- Task brief
Retype the entries below word for word, leaving out every picture.

- Data supplied
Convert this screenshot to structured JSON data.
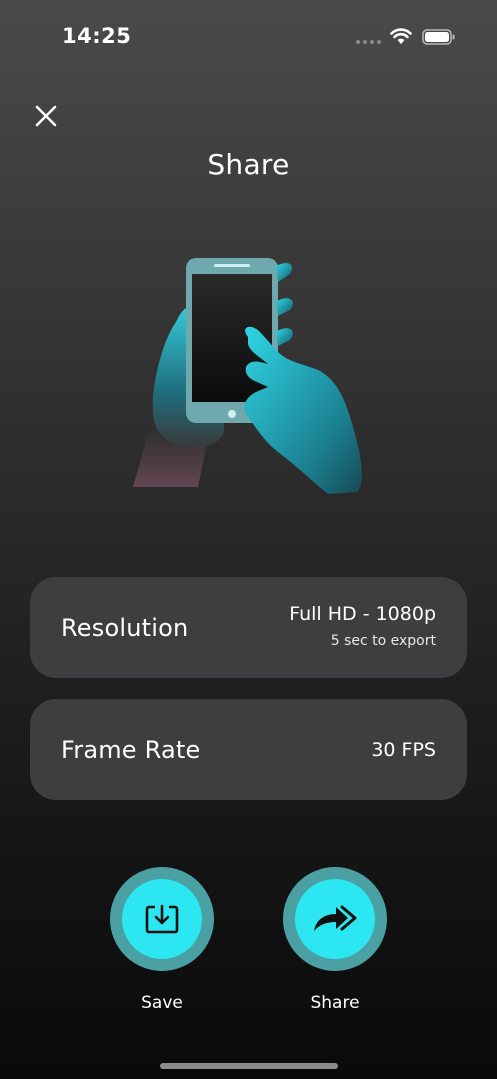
{
  "status_bar": {
    "time": "14:25"
  },
  "header": {
    "title": "Share"
  },
  "settings": {
    "resolution": {
      "label": "Resolution",
      "value": "Full HD - 1080p",
      "subtext": "5 sec to export"
    },
    "frame_rate": {
      "label": "Frame Rate",
      "value": "30 FPS"
    }
  },
  "actions": {
    "save_label": "Save",
    "share_label": "Share"
  },
  "colors": {
    "accent": "#2ce6f2",
    "accent_ring": "#4aa0a2",
    "card_background": "#3e3e40"
  },
  "icons": {
    "close": "close-icon",
    "save": "download-icon",
    "share": "forward-share-icon",
    "wifi": "wifi-icon",
    "battery": "battery-icon"
  }
}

- Result below
Convert this screenshot to structured JSON data.
{
  "status_bar": {
    "time": "14:25"
  },
  "header": {
    "title": "Share"
  },
  "settings": {
    "resolution": {
      "label": "Resolution",
      "value": "Full HD - 1080p",
      "subtext": "5 sec to export"
    },
    "frame_rate": {
      "label": "Frame Rate",
      "value": "30 FPS"
    }
  },
  "actions": {
    "save_label": "Save",
    "share_label": "Share"
  },
  "colors": {
    "accent": "#2ce6f2",
    "accent_ring": "#4aa0a2",
    "card_background": "#3e3e40"
  },
  "icons": {
    "close": "close-icon",
    "save": "download-icon",
    "share": "forward-share-icon",
    "wifi": "wifi-icon",
    "battery": "battery-icon"
  }
}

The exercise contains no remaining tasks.